[Dataset rows describing interfaces]
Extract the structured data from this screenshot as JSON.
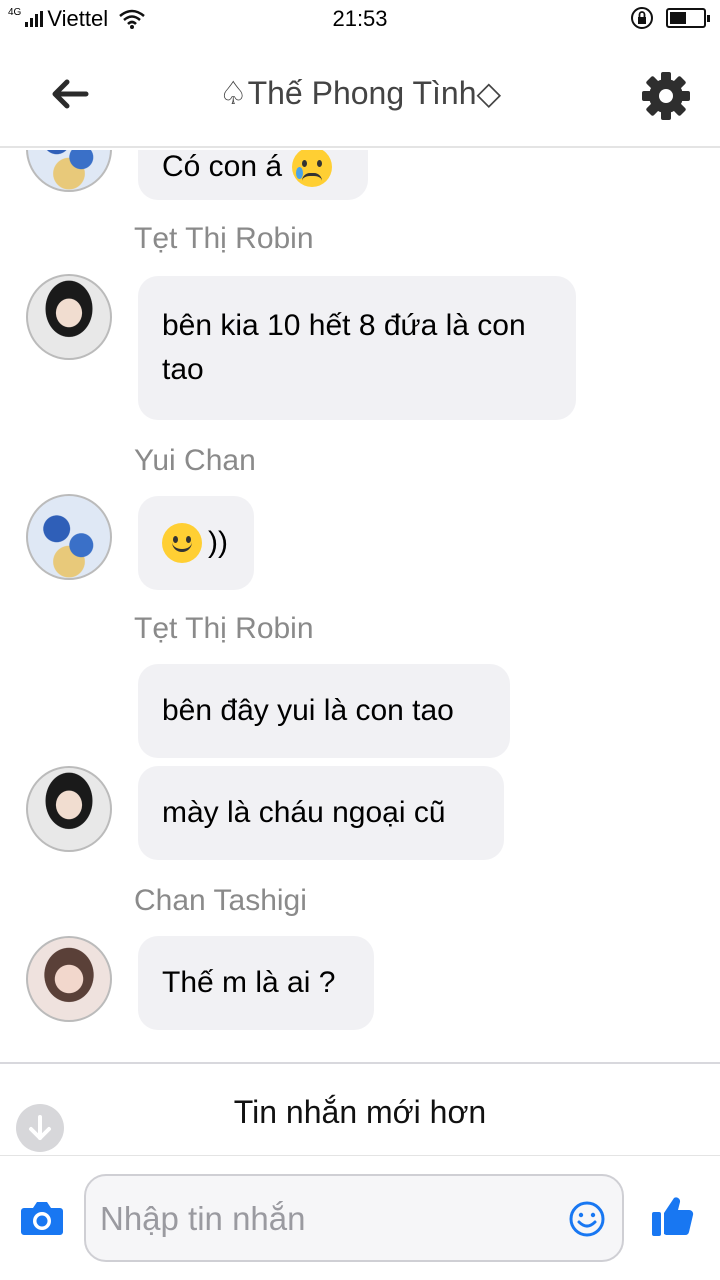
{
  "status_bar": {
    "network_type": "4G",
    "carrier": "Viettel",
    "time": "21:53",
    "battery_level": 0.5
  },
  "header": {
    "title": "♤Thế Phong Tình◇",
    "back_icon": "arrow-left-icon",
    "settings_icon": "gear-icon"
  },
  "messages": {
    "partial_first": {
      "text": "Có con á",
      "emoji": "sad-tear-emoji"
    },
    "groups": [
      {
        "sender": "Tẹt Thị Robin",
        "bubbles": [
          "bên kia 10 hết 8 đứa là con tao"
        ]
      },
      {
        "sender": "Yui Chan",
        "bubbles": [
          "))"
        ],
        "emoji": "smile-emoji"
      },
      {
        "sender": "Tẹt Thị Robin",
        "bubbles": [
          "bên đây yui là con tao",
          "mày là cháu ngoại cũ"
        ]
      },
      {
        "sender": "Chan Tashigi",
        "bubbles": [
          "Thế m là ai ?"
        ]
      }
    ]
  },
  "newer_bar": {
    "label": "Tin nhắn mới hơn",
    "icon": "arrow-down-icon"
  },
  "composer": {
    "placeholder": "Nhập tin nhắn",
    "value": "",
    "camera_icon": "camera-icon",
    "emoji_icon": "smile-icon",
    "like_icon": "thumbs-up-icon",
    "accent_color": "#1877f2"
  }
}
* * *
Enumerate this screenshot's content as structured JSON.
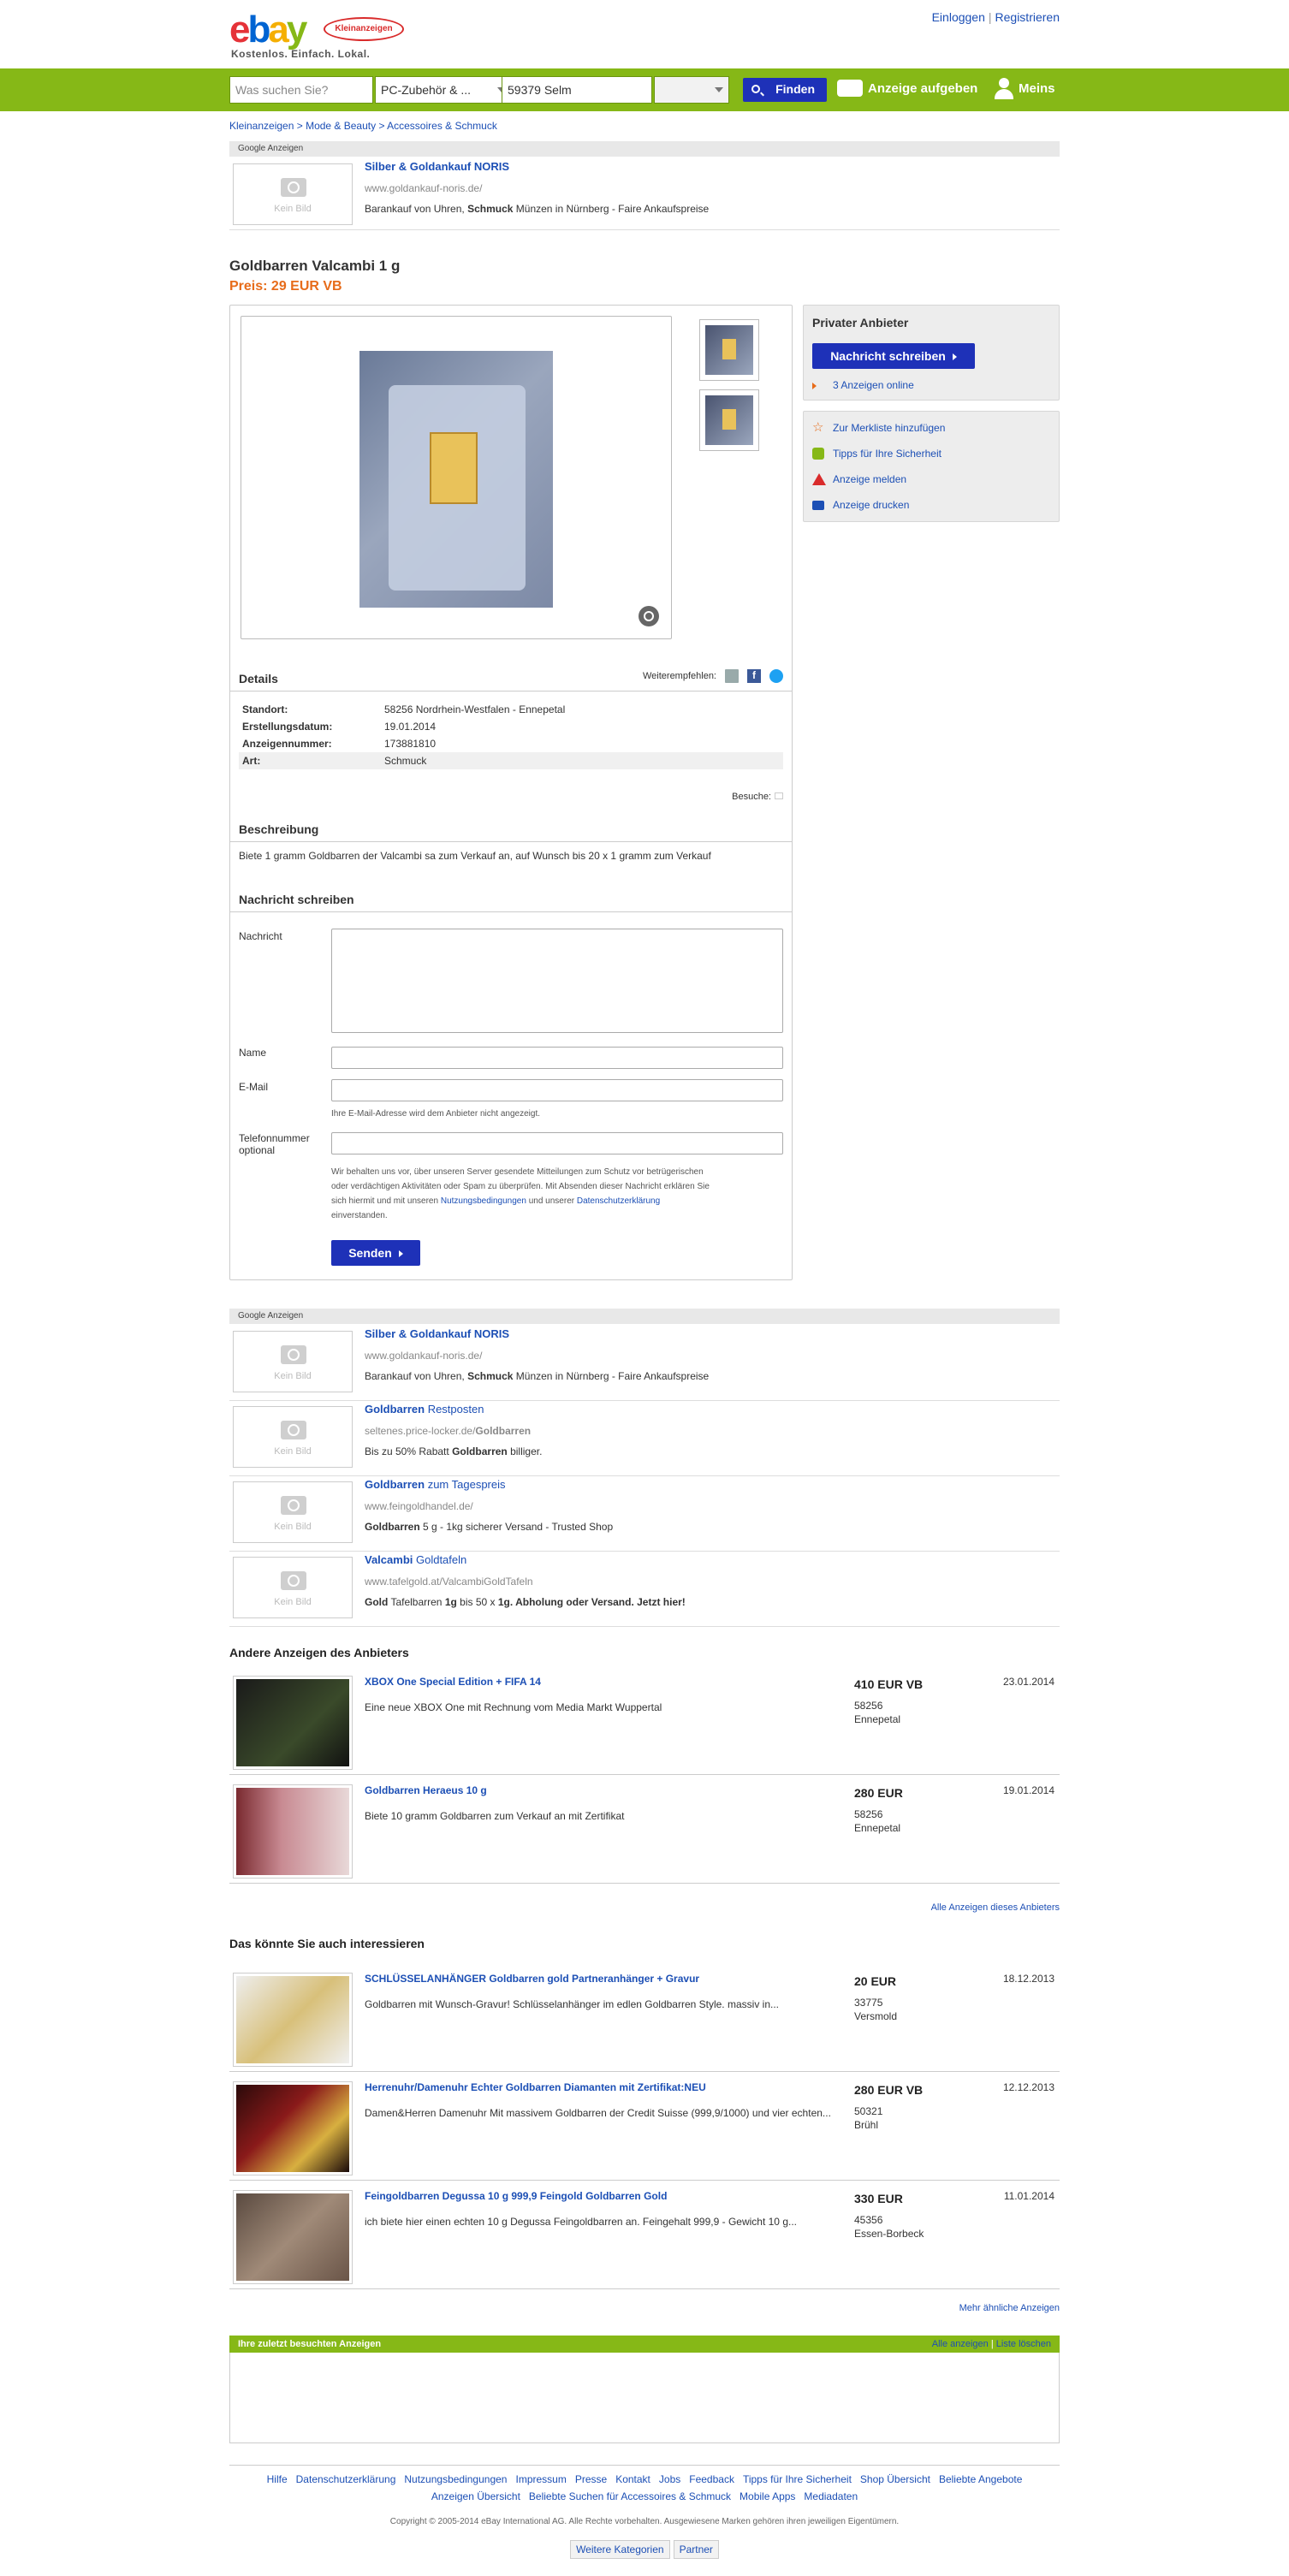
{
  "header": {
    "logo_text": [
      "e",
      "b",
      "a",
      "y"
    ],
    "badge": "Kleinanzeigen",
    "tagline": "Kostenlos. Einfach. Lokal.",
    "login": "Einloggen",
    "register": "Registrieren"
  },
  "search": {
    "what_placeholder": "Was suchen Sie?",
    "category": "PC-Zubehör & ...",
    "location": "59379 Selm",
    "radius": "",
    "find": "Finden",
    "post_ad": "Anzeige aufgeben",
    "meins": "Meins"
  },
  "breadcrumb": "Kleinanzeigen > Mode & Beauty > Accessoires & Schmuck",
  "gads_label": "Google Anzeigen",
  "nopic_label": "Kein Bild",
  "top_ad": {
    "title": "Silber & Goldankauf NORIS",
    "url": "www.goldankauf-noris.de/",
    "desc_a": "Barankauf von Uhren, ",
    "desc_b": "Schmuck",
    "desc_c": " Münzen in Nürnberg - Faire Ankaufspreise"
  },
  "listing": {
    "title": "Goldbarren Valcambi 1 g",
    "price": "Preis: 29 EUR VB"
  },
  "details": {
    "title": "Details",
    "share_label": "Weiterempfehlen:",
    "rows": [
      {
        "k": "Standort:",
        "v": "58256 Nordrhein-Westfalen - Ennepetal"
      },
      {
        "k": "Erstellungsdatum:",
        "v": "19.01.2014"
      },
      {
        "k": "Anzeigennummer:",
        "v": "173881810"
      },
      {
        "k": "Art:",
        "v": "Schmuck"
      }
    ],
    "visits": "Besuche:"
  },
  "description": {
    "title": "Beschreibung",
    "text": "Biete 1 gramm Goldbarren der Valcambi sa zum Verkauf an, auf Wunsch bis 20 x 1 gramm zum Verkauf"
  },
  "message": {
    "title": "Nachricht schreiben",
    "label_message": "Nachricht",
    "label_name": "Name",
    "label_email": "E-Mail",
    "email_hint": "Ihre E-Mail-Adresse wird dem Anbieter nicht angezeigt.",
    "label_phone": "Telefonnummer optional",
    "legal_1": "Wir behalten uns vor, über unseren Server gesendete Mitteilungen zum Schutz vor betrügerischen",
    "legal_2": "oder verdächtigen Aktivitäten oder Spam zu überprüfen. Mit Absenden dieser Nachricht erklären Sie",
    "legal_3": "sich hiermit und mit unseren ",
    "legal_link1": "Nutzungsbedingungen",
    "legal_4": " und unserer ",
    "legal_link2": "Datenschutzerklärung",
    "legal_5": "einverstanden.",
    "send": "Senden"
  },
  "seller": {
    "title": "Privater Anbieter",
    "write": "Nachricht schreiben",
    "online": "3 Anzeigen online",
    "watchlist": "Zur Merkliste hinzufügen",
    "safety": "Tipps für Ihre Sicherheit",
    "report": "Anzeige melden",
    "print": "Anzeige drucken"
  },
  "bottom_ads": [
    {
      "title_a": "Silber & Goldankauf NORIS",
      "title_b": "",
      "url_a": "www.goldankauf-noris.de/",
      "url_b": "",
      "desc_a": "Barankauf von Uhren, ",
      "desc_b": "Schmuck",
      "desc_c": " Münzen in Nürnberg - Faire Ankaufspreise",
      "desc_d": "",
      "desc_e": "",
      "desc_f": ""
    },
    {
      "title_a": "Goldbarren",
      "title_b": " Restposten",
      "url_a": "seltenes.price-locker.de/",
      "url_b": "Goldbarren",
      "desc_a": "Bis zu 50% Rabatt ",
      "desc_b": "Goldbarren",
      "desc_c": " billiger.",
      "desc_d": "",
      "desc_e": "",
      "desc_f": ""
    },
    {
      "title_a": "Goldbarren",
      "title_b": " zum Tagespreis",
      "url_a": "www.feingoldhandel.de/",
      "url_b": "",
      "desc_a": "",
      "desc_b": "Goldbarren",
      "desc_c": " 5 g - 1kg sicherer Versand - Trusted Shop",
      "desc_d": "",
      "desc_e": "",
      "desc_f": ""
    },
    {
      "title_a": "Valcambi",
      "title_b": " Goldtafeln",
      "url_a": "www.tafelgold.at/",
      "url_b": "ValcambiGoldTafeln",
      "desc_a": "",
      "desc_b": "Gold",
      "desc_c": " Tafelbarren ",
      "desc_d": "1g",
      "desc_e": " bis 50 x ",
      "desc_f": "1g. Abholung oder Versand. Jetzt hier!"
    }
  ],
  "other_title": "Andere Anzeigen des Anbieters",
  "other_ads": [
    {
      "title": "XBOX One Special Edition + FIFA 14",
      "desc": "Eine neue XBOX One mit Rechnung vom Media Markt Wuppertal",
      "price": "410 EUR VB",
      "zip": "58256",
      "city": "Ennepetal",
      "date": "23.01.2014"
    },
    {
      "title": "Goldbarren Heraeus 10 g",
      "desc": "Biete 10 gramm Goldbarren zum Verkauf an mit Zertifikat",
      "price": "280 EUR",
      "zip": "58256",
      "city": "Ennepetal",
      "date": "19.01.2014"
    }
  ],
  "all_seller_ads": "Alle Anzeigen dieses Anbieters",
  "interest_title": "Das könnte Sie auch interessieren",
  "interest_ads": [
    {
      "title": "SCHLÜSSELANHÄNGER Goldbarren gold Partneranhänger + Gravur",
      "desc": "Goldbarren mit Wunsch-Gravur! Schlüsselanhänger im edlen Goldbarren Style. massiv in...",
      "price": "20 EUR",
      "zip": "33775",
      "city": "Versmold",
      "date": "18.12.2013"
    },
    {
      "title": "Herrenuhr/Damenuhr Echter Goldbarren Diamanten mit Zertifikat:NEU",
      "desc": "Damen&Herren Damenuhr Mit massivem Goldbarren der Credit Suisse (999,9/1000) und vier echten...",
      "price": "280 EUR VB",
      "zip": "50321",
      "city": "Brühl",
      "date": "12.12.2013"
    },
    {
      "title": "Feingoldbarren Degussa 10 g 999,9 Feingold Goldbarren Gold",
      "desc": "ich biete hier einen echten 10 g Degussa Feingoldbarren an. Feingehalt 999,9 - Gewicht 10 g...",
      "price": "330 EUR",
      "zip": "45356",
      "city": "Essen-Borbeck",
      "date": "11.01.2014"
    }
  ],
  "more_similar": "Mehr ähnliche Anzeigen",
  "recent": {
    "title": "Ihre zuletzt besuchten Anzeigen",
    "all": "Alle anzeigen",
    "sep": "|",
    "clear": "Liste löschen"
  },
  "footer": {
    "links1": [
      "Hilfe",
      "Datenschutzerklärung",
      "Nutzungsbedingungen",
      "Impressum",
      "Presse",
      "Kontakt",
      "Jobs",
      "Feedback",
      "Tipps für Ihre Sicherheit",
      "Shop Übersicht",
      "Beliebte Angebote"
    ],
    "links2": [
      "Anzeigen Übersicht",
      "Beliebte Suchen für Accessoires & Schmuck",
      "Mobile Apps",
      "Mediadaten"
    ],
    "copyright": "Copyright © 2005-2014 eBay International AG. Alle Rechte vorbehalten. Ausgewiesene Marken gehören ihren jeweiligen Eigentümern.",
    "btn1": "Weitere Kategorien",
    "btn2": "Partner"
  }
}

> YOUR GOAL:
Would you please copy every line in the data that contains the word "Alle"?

> EXERCISE ANSWER:
  "all_seller_ads": "Alle Anzeigen dieses Anbieters",
    "all": "Alle anzeigen",
    "copyright": "Copyright © 2005-2014 eBay International AG. Alle Rechte vorbehalten. Ausgewiesene Marken gehören ihren jeweiligen Eigentümern.",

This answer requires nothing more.